Can you see the differences? The brown taffeta looks the same, but it’s actually half the weight. Olivia couldn’t believe how light the finished dress was. We mimicked the bright orange of the organza in the skirt by layering a deeper rust with a bright yellow. Rebecca was lucky enough to find an almost identical black dotted tulle at JoAnns. Thank you, Halloween season! And the silver trim is covered with black mesh to dull it’s luminosity.

Between Leigh, Kate and I it took about a week to get this dress ready for fitting, and another few days to finish it. But it was worth every moment. (Well, Kate might not agree. She had to sew the 26 closures.)
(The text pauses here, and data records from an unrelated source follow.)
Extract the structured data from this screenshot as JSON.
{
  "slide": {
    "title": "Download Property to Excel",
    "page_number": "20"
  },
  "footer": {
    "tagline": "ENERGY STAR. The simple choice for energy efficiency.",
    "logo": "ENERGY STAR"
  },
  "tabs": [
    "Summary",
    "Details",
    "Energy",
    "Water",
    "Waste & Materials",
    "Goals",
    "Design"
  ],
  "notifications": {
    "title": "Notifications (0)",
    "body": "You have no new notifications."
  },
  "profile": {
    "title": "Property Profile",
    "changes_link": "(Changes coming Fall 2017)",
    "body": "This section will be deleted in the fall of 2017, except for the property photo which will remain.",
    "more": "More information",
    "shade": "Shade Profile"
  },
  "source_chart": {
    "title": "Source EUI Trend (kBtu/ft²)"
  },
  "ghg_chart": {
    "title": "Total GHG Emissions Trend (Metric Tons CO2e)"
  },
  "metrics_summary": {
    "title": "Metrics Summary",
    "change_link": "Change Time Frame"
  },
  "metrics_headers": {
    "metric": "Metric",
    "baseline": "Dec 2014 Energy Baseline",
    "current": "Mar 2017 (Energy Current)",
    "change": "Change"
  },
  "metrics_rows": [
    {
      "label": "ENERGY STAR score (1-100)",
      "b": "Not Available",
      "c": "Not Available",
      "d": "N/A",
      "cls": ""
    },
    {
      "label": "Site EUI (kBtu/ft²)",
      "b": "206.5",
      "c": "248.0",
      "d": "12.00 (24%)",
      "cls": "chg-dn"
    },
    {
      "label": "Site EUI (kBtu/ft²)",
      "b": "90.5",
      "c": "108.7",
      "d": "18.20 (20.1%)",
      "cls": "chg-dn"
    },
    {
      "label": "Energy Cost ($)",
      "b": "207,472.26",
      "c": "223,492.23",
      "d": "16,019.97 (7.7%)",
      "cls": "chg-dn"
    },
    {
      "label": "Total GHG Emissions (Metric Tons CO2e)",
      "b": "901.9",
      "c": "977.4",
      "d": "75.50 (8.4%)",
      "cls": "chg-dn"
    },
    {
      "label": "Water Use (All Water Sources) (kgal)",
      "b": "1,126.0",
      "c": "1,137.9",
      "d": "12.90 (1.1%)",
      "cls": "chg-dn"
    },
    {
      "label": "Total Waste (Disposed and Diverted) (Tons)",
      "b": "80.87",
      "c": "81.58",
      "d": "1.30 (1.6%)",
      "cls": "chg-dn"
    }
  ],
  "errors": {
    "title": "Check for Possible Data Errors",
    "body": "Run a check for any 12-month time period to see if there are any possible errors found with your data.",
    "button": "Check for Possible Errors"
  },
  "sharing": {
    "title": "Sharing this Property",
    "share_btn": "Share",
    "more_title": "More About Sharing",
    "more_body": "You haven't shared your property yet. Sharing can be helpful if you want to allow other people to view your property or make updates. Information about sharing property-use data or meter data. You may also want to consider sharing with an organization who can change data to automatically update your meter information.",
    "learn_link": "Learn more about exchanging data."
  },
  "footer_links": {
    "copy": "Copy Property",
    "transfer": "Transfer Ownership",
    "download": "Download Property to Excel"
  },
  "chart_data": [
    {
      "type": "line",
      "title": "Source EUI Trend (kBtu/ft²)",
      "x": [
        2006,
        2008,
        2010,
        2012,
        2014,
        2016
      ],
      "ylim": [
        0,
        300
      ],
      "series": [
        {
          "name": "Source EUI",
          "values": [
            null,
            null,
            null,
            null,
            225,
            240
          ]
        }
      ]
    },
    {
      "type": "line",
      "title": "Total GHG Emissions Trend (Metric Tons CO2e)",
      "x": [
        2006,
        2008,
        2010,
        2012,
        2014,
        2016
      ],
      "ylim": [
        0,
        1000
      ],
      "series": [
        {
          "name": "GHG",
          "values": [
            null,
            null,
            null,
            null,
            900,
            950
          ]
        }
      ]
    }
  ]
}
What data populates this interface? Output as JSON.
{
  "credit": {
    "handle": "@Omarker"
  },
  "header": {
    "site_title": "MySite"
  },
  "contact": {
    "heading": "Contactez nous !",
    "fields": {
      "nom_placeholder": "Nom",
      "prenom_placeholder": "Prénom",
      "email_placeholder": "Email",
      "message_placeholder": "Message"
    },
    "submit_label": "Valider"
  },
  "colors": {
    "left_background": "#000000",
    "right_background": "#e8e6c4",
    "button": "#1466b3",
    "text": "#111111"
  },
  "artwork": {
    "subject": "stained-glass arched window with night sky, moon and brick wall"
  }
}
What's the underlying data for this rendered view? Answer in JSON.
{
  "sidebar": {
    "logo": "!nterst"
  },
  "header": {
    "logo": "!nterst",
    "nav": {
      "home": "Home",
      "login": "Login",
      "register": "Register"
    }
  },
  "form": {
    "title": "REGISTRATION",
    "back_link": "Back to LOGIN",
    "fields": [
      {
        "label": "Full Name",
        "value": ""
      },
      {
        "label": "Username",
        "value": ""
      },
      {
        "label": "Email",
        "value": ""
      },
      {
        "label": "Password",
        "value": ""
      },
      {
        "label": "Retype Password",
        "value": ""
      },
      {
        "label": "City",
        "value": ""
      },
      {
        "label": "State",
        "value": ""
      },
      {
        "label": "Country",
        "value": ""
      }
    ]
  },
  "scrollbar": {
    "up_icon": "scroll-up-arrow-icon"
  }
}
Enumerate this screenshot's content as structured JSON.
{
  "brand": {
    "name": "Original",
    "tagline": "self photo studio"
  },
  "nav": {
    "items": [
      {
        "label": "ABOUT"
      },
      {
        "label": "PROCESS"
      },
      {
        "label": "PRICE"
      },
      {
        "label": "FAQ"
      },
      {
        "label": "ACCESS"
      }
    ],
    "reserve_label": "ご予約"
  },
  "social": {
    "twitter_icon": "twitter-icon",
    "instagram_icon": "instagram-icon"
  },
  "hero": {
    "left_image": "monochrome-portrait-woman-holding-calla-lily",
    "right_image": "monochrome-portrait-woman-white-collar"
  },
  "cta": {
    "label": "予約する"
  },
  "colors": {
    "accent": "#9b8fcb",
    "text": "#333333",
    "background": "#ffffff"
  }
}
So the height challenge has been an interesting one, but we’re satisfied with the result. Before we sign off, we wanted to share a few more of our favorite pieces from this show...

This is Marquis de Merteuil, which you might recognize from our brochure. Linda and Kate both love this dress, for it’s color and the effectiveness of the decoration. The trims are light and simple, but give a feeling of sumptuous wealth. Linda remembers making this dress back in ’96, and loves it still.

Here’s Rebecca’s favorite. We had to replace one men’s coat due to the height issue, and this new one was a beaut! Note the rust lining.

Sometimes it’s the little things that are the most satisfying. I thoroughly enjoyed the delicate detail work required to execute these little neck scarves, called fichus. They are for the maids, and each one is tacked so that the individual folds stay exactly in place every time they’re worn.

Leigh helped create the original Dangerous Liaisons as well as Linda, and she remembers this dress well. She made those rosettes by hand. Yup, that’s right. No store bought flowers, if you please!

Well, thanks for stopping by and coming on a tour of our little world. We’ll share more later if you’re interested. But until then, come see our beautiful costumes and talented dancers at Dangerous Liaisons next week. Merde!


  1. I remember it like yesterday! You are all so wonderful and I miss you much- Great job on making those costumes come back to life!

  2. Beautiful photos, and beautiful work...Working there is truly one of the most satisfying jobs in the world.